Stored data entries:
=-=-=

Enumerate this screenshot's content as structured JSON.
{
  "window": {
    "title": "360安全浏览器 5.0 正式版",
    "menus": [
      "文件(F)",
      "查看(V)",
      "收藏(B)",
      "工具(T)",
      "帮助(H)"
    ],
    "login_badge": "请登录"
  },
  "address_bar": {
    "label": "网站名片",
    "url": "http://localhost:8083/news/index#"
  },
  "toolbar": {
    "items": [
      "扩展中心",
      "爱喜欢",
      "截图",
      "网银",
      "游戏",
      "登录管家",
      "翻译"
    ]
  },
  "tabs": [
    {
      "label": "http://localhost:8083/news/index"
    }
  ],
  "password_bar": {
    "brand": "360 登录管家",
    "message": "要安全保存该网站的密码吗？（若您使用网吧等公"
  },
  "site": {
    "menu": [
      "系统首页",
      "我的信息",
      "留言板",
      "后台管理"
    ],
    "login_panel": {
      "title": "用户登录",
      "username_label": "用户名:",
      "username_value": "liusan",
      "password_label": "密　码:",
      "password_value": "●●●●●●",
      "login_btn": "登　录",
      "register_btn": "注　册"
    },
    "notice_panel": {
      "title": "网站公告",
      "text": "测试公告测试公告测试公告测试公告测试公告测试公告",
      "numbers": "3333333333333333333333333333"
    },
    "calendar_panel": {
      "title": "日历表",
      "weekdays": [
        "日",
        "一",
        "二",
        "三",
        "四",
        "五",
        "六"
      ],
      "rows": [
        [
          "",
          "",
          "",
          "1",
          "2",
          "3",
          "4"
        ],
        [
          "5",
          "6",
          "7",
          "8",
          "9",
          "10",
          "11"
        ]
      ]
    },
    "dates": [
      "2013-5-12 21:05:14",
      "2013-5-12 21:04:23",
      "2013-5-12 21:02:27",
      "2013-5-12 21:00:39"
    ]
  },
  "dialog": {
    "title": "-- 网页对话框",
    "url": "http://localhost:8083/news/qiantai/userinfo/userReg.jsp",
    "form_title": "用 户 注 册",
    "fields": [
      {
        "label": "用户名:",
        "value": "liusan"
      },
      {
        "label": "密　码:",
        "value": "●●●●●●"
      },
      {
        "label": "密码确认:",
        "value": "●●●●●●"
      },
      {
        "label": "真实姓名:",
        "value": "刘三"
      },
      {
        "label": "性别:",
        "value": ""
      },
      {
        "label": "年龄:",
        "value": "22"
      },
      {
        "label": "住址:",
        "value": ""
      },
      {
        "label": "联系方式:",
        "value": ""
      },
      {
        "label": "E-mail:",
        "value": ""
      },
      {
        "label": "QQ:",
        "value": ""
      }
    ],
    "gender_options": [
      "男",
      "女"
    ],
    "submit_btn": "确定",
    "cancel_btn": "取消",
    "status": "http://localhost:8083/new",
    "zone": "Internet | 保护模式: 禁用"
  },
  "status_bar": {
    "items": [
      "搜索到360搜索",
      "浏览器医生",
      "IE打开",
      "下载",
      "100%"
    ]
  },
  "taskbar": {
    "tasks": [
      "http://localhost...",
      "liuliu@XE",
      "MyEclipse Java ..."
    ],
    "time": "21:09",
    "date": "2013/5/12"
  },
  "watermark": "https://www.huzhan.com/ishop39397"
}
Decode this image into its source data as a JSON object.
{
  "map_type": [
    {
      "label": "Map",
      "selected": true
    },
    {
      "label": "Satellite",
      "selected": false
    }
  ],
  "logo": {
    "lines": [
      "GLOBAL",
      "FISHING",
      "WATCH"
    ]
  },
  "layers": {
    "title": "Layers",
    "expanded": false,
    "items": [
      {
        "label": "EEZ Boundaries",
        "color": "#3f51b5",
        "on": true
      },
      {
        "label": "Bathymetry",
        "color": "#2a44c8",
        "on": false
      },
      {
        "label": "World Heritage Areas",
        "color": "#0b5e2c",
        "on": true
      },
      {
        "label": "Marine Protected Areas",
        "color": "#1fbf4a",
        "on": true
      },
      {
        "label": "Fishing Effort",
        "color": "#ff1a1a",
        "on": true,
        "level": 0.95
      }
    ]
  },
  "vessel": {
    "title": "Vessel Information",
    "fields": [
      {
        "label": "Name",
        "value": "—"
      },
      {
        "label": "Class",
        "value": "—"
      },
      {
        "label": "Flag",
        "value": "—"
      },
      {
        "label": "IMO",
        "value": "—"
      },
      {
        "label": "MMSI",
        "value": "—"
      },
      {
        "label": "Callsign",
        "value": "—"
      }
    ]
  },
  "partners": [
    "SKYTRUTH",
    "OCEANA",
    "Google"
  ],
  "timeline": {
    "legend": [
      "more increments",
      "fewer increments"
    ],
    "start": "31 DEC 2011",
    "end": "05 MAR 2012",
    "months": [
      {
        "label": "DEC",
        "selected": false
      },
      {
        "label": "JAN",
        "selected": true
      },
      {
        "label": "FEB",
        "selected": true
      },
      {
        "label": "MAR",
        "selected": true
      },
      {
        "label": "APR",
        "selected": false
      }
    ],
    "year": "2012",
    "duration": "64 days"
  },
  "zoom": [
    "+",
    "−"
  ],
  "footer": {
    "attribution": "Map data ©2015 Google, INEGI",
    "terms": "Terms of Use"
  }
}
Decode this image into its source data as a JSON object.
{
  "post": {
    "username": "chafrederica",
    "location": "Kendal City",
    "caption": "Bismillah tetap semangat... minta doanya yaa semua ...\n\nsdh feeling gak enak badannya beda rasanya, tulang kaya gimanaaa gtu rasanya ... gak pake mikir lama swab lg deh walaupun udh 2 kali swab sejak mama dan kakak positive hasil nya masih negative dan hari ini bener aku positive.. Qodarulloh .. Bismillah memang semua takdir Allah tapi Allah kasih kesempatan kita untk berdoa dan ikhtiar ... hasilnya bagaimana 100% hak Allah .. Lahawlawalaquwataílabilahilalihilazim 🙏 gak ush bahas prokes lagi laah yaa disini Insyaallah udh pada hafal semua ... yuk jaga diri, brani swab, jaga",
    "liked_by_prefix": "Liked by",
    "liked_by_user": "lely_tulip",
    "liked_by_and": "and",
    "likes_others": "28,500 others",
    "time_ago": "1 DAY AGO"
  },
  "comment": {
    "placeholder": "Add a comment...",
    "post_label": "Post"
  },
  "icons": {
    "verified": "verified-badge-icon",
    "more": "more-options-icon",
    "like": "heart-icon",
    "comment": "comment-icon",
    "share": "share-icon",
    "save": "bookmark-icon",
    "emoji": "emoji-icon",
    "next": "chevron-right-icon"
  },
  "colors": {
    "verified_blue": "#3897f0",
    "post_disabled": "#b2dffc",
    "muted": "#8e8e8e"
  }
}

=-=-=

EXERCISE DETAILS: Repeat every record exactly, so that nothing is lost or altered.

ANSWER TO THIS PROBLEM:
Enumerate this screenshot's content as structured JSON.
{
  "window": {
    "title": "360安全浏览器 5.0 正式版",
    "menus": [
      "文件(F)",
      "查看(V)",
      "收藏(B)",
      "工具(T)",
      "帮助(H)"
    ],
    "login_badge": "请登录"
  },
  "address_bar": {
    "label": "网站名片",
    "url": "http://localhost:8083/news/index#"
  },
  "toolbar": {
    "items": [
      "扩展中心",
      "爱喜欢",
      "截图",
      "网银",
      "游戏",
      "登录管家",
      "翻译"
    ]
  },
  "tabs": [
    {
      "label": "http://localhost:8083/news/index"
    }
  ],
  "password_bar": {
    "brand": "360 登录管家",
    "message": "要安全保存该网站的密码吗？（若您使用网吧等公"
  },
  "site": {
    "menu": [
      "系统首页",
      "我的信息",
      "留言板",
      "后台管理"
    ],
    "login_panel": {
      "title": "用户登录",
      "username_label": "用户名:",
      "username_value": "liusan",
      "password_label": "密　码:",
      "password_value": "●●●●●●",
      "login_btn": "登　录",
      "register_btn": "注　册"
    },
    "notice_panel": {
      "title": "网站公告",
      "text": "测试公告测试公告测试公告测试公告测试公告测试公告",
      "numbers": "3333333333333333333333333333"
    },
    "calendar_panel": {
      "title": "日历表",
      "weekdays": [
        "日",
        "一",
        "二",
        "三",
        "四",
        "五",
        "六"
      ],
      "rows": [
        [
          "",
          "",
          "",
          "1",
          "2",
          "3",
          "4"
        ],
        [
          "5",
          "6",
          "7",
          "8",
          "9",
          "10",
          "11"
        ]
      ]
    },
    "dates": [
      "2013-5-12 21:05:14",
      "2013-5-12 21:04:23",
      "2013-5-12 21:02:27",
      "2013-5-12 21:00:39"
    ]
  },
  "dialog": {
    "title": "-- 网页对话框",
    "url": "http://localhost:8083/news/qiantai/userinfo/userReg.jsp",
    "form_title": "用 户 注 册",
    "fields": [
      {
        "label": "用户名:",
        "value": "liusan"
      },
      {
        "label": "密　码:",
        "value": "●●●●●●"
      },
      {
        "label": "密码确认:",
        "value": "●●●●●●"
      },
      {
        "label": "真实姓名:",
        "value": "刘三"
      },
      {
        "label": "性别:",
        "value": ""
      },
      {
        "label": "年龄:",
        "value": "22"
      },
      {
        "label": "住址:",
        "value": ""
      },
      {
        "label": "联系方式:",
        "value": ""
      },
      {
        "label": "E-mail:",
        "value": ""
      },
      {
        "label": "QQ:",
        "value": ""
      }
    ],
    "gender_options": [
      "男",
      "女"
    ],
    "submit_btn": "确定",
    "cancel_btn": "取消",
    "status": "http://localhost:8083/new",
    "zone": "Internet | 保护模式: 禁用"
  },
  "status_bar": {
    "items": [
      "搜索到360搜索",
      "浏览器医生",
      "IE打开",
      "下载",
      "100%"
    ]
  },
  "taskbar": {
    "tasks": [
      "http://localhost...",
      "liuliu@XE",
      "MyEclipse Java ..."
    ],
    "time": "21:09",
    "date": "2013/5/12"
  },
  "watermark": "https://www.huzhan.com/ishop39397"
}
Decode this image into its source data as a JSON object.
{
  "map_type": [
    {
      "label": "Map",
      "selected": true
    },
    {
      "label": "Satellite",
      "selected": false
    }
  ],
  "logo": {
    "lines": [
      "GLOBAL",
      "FISHING",
      "WATCH"
    ]
  },
  "layers": {
    "title": "Layers",
    "expanded": false,
    "items": [
      {
        "label": "EEZ Boundaries",
        "color": "#3f51b5",
        "on": true
      },
      {
        "label": "Bathymetry",
        "color": "#2a44c8",
        "on": false
      },
      {
        "label": "World Heritage Areas",
        "color": "#0b5e2c",
        "on": true
      },
      {
        "label": "Marine Protected Areas",
        "color": "#1fbf4a",
        "on": true
      },
      {
        "label": "Fishing Effort",
        "color": "#ff1a1a",
        "on": true,
        "level": 0.95
      }
    ]
  },
  "vessel": {
    "title": "Vessel Information",
    "fields": [
      {
        "label": "Name",
        "value": "—"
      },
      {
        "label": "Class",
        "value": "—"
      },
      {
        "label": "Flag",
        "value": "—"
      },
      {
        "label": "IMO",
        "value": "—"
      },
      {
        "label": "MMSI",
        "value": "—"
      },
      {
        "label": "Callsign",
        "value": "—"
      }
    ]
  },
  "partners": [
    "SKYTRUTH",
    "OCEANA",
    "Google"
  ],
  "timeline": {
    "legend": [
      "more increments",
      "fewer increments"
    ],
    "start": "31 DEC 2011",
    "end": "05 MAR 2012",
    "months": [
      {
        "label": "DEC",
        "selected": false
      },
      {
        "label": "JAN",
        "selected": true
      },
      {
        "label": "FEB",
        "selected": true
      },
      {
        "label": "MAR",
        "selected": true
      },
      {
        "label": "APR",
        "selected": false
      }
    ],
    "year": "2012",
    "duration": "64 days"
  },
  "zoom": [
    "+",
    "−"
  ],
  "footer": {
    "attribution": "Map data ©2015 Google, INEGI",
    "terms": "Terms of Use"
  }
}
Decode this image into its source data as a JSON object.
{
  "post": {
    "username": "chafrederica",
    "location": "Kendal City",
    "caption": "Bismillah tetap semangat... minta doanya yaa semua ...\n\nsdh feeling gak enak badannya beda rasanya, tulang kaya gimanaaa gtu rasanya ... gak pake mikir lama swab lg deh walaupun udh 2 kali swab sejak mama dan kakak positive hasil nya masih negative dan hari ini bener aku positive.. Qodarulloh .. Bismillah memang semua takdir Allah tapi Allah kasih kesempatan kita untk berdoa dan ikhtiar ... hasilnya bagaimana 100% hak Allah .. Lahawlawalaquwataílabilahilalihilazim 🙏 gak ush bahas prokes lagi laah yaa disini Insyaallah udh pada hafal semua ... yuk jaga diri, brani swab, jaga",
    "liked_by_prefix": "Liked by",
    "liked_by_user": "lely_tulip",
    "liked_by_and": "and",
    "likes_others": "28,500 others",
    "time_ago": "1 DAY AGO"
  },
  "comment": {
    "placeholder": "Add a comment...",
    "post_label": "Post"
  },
  "icons": {
    "verified": "verified-badge-icon",
    "more": "more-options-icon",
    "like": "heart-icon",
    "comment": "comment-icon",
    "share": "share-icon",
    "save": "bookmark-icon",
    "emoji": "emoji-icon",
    "next": "chevron-right-icon"
  },
  "colors": {
    "verified_blue": "#3897f0",
    "post_disabled": "#b2dffc",
    "muted": "#8e8e8e"
  }
}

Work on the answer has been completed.